In 2005, 194 States Parties (including all 193 member states of the World Health Organization) agreed to adopt IHR (2005), a binding agreement that dramatically overhauled the governance of international public health cooperation.  Unlike previous agreements, which focused primarily on reporting and responding to specific diseases at ports and borders, the revised regulations call on nations to develop the core capacities required to detect, assess, report, and respond to public health events of any origin, whether naturally, accidentally, or deliberately caused.

This sweeping mandate requires nations to strengthen existing systems to detect and respond to public health events and to close any gaps.  The IHR (2005) framework addresses core capacities required to detect emerging health events at the local, intermediate, and national levels – a challenge which relies on establishing appropriate laboratory diagnostic capacities throughout tiered, integrated systems. The IHR indicators include laboratory biosafety and biosecurity measures to ensure that laboratory workers can identify priority diseases in a timely, reliable, and safe manner.

IHR (2005) Article 44 calls upon states to collaborate in building the required capacities by sharing technical, logistical, and financial support.  The revised IHR also required states to report to WHO by June 2012 either that they have either achieved the IHR core capacities, or that they require a two-year extension to implement their national action plans.  Once the tally of extension requests is released publicly, donor states will have a new opportunity to help partner nations support these ambitious, whole-of-government plans at the operational level.

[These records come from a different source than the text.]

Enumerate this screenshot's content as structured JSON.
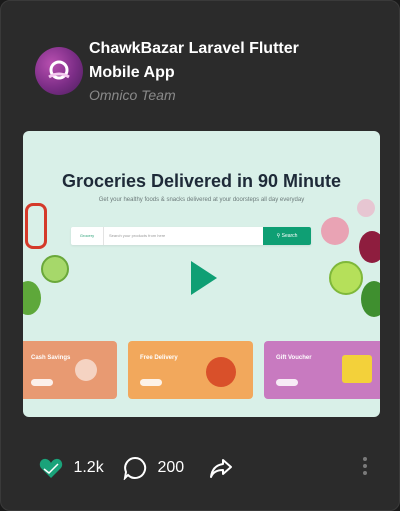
{
  "card": {
    "title": "ChawkBazar Laravel Flutter Mobile App",
    "author": "Omnico Team"
  },
  "preview": {
    "hero_title": "Groceries Delivered in 90 Minute",
    "hero_subtitle": "Get your healthy foods & snacks delivered at your doorsteps all day everyday",
    "search_category": "Grocery",
    "search_placeholder": "Search your products from here",
    "search_button": "Search",
    "promos": [
      "Cash Savings",
      "Free Delivery",
      "Gift Voucher"
    ],
    "play_icon": "play-icon"
  },
  "actions": {
    "likes": "1.2k",
    "comments": "200",
    "like_icon": "heart-icon",
    "comment_icon": "comment-icon",
    "share_icon": "share-icon",
    "more_icon": "more-vertical-icon"
  },
  "colors": {
    "accent": "#0f9f74",
    "card_bg": "#2b2b2b"
  }
}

The objectives of public health and security stakeholders in building national capacities for disease detection and response may not be completely overlapping, but they are certainly mutually reinforcing.

The two communities are beginning to find practical ways to approach their mutual objectives.  For example, threat reduction programs in the US, Canada, and other G8 governments have partnered with traditional health and development actors to establish, expand, and connect regional biosafety organizations.  Laboratory accreditation programs are another natural area for collaboration, promoting the reliability of reporting and record-keeping.  Strengthening these networks and training laboratory and health workers in standard practices from specimen collection through sample storage emphasizes a sustainable “culture of safety” that crosses sectors and incorporates biosecurity as an essential worker and community protection.

These regimes and related agreements have created a new framework for aligning public health and global biosecurity priorities at a systems level.  Their success depends very much on maintaining the momentum of the last few years well into the next decade, and on taking the long view.  This means continuing the shift from building capacities to detect and protect specific pathogens to enhancing the skills, tools, and knowledge required to manage biological risks across the spectrum – and keeping the health and security dialogue going.

Op-Ed – The Bangladesh Biosafety & Biosecurity Association: Taking Action to Promote and Foster Local Biosecurity and Biosafety Initiatives and Training

Dr. Asadulghani
President, BBBA
Head, Biosafety & Biosafety Level 3 Laboratory, icddr,b
Mohakhali, Dhaka, Bangladesh

The establishment of the Bangladesh Biosafety & Biosecurity Association (BBBA) was initiated in August 2011 to foster best and sustainable biosafety and biosecurity practices in Bangladesh considering the current situation of ongoing infectious disease outbreaks and increasing demands for research and diagnostics of these disease-causing agents in Bangladesh. The Virtual Biosecurity Center (VBC) provided a grant and together with Biosafety Biosecurity International, assisted in the initiation of activity regarding the formation of BBBA. The icddr,b (International Centre for Diarrhoeal Disease Research, Bangladesh) played a key role in organizing and hosting activities that brought the country’s scientific community together to form the BBBA, and continues to advocate and further the BBBA’s goals in many ways,   Read More »